The real racing footage is, well, realistic, but also really confusing, because the audience never knows which bike is supposed to be whose. Also, the producers must not have purchased the rights to ENOUGH footage; the same shots get used over and over.
The story is tied together through minutes-long voice-overs of an unseen "track announcer" who captures the realism of an excruciatingly boring announcer by mumbling and stumbling. But listen close; he's telling you the entire plot. Much easier than actually acting it out, don't you think? Thankfully, the film eventually uses the clearly understandable Spinning Newspapers Device to let us know the race results. Yes, really; it's THAT cliché.
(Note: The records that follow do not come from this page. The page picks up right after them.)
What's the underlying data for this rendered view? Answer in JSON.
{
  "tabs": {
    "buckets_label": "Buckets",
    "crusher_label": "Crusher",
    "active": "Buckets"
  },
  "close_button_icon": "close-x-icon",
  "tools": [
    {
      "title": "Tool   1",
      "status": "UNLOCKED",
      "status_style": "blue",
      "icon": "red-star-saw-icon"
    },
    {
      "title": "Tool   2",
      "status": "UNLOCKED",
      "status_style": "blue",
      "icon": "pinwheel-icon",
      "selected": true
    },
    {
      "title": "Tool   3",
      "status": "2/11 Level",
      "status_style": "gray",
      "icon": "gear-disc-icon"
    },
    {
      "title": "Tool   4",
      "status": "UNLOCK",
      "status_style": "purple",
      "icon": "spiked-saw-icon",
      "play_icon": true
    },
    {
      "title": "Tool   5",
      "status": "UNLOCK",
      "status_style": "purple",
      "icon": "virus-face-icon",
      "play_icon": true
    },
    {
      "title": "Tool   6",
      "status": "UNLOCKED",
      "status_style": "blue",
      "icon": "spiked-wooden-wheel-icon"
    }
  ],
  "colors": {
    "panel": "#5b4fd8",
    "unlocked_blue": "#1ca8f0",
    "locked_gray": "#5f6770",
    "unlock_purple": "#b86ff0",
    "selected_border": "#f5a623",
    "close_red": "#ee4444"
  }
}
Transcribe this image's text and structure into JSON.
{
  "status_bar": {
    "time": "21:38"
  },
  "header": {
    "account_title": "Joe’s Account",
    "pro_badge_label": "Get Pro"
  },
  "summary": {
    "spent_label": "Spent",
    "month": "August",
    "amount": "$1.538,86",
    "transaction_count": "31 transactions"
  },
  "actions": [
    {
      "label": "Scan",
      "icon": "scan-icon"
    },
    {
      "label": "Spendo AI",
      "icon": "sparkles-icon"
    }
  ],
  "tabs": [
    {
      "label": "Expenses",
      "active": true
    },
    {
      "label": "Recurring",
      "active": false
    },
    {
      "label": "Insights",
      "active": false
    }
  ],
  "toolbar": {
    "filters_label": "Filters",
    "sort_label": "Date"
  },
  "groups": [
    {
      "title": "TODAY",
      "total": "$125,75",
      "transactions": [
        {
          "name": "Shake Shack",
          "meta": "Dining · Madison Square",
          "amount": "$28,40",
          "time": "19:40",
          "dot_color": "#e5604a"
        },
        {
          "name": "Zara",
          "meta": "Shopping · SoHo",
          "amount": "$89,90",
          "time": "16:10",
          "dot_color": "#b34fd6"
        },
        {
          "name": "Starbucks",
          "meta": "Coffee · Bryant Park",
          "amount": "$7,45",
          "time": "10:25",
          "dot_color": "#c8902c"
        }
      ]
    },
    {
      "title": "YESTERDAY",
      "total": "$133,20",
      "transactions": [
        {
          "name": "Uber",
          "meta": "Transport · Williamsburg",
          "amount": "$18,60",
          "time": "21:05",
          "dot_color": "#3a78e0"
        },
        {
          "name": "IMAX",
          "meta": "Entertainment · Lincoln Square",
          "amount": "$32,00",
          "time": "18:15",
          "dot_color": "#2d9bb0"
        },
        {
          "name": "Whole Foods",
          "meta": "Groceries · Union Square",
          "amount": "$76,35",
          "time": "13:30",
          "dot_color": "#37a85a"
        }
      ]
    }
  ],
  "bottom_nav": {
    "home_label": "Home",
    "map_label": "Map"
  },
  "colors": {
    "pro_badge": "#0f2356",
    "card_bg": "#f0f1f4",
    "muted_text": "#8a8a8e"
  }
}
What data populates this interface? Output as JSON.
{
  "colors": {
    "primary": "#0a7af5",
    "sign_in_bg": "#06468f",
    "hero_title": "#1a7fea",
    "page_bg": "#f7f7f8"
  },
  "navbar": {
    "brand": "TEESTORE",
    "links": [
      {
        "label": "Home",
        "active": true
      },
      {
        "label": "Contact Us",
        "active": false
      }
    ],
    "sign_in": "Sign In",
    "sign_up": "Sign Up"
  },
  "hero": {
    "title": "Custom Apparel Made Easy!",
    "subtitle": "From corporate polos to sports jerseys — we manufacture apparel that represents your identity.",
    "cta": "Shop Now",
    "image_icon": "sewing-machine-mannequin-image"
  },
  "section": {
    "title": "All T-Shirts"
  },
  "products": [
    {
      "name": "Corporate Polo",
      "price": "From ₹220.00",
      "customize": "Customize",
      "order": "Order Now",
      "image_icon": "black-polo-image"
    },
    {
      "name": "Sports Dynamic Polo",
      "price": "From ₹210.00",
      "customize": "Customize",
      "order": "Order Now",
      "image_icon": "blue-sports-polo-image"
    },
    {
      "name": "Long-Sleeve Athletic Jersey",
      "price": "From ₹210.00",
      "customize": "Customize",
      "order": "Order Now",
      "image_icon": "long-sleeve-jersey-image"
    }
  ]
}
The biggest disappointment of this movie is the fact that there is so little of Barry in it. Of the 93 minutes this movie lasts, Barry is on-screen for only 18 minutes; all the rest is racing footage and other actors. On camera, Sheene displays the sincere yet breezy confidence that endeared him to the public. In a better movie, he could have been a very enjoyable dramatic actor. The only scene in which Sheene seemed awkward and ill-at-ease was the final "championship" podium interview. Barry seemed uncomfortable pretending he'd won a contest that he really hadn't. Or perhaps I just felt uncomfortable for him. A documentary of Barry Sheene's struggle to race competitively in 1983 would be a much more interesting film, and a much more fitting legacy.